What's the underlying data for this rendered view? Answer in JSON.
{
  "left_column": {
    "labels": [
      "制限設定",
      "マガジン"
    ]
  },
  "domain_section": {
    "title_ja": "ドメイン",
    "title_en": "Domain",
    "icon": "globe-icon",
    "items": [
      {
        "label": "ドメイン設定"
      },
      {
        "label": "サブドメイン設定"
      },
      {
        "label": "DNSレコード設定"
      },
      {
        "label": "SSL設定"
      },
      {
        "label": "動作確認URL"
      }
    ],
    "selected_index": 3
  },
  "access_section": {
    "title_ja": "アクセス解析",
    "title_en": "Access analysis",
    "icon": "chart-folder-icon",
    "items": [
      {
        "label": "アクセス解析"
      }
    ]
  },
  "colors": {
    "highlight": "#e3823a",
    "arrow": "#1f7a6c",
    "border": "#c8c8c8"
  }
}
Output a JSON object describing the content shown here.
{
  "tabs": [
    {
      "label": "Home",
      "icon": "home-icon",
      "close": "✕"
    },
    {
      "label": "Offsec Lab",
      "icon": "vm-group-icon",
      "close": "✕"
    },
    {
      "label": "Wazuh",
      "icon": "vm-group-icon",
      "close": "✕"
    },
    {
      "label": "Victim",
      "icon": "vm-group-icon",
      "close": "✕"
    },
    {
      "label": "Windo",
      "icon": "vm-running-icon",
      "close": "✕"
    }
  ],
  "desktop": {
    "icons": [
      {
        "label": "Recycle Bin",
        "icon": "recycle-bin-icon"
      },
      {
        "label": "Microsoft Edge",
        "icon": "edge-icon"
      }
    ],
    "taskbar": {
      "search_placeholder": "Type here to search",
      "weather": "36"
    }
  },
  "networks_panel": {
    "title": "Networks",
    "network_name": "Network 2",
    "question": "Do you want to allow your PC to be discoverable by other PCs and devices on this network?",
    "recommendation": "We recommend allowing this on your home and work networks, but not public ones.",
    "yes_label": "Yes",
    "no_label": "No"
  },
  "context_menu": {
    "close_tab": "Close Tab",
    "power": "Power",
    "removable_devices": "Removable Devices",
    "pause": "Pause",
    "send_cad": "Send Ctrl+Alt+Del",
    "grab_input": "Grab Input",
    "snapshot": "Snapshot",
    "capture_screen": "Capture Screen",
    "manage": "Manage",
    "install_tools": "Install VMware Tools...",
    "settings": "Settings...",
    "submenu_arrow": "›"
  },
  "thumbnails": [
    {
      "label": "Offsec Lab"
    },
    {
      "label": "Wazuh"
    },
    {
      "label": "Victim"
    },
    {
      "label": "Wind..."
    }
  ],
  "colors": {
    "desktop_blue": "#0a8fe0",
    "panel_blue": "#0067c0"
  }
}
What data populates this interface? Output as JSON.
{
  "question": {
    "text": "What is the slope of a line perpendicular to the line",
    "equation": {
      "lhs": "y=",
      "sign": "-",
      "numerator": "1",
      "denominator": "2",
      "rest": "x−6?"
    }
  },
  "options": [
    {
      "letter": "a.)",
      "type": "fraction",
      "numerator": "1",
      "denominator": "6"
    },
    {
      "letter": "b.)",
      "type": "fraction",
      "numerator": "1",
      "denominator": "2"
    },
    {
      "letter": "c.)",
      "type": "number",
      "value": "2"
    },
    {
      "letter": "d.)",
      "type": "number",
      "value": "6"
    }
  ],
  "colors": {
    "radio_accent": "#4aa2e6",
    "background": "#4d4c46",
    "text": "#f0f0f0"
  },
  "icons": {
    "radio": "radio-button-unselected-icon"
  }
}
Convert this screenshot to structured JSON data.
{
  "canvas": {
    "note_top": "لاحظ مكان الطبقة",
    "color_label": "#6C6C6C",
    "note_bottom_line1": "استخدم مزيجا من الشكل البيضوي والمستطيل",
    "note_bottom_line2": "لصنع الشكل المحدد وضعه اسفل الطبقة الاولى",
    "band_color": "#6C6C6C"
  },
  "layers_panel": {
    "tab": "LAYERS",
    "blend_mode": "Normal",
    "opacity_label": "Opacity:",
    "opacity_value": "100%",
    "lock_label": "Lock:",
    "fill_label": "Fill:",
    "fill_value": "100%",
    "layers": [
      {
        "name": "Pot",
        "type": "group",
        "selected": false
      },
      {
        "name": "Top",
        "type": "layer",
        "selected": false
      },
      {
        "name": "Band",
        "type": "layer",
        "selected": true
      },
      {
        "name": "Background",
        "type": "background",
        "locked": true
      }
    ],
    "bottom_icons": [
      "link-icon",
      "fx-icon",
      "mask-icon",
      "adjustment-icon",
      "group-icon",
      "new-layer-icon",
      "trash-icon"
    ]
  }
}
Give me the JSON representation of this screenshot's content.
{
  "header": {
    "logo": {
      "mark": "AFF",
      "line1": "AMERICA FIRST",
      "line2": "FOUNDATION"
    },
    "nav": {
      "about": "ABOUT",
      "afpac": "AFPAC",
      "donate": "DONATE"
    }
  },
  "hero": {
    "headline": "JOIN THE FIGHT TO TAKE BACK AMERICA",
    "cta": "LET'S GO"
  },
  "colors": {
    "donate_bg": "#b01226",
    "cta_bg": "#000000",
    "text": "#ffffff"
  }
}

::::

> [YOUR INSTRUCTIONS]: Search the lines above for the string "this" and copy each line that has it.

> [OUTPUT OF THE EXERCISE]:
What's the underlying data for this rendered view? Answer in JSON.
    "question": "Do you want to allow your PC to be discoverable by other PCs and devices on this network?",
    "recommendation": "We recommend allowing this on your home and work networks, but not public ones.",
What data populates this interface? Output as JSON.
Convert this screenshot to structured JSON data.
Give me the JSON representation of this screenshot's content.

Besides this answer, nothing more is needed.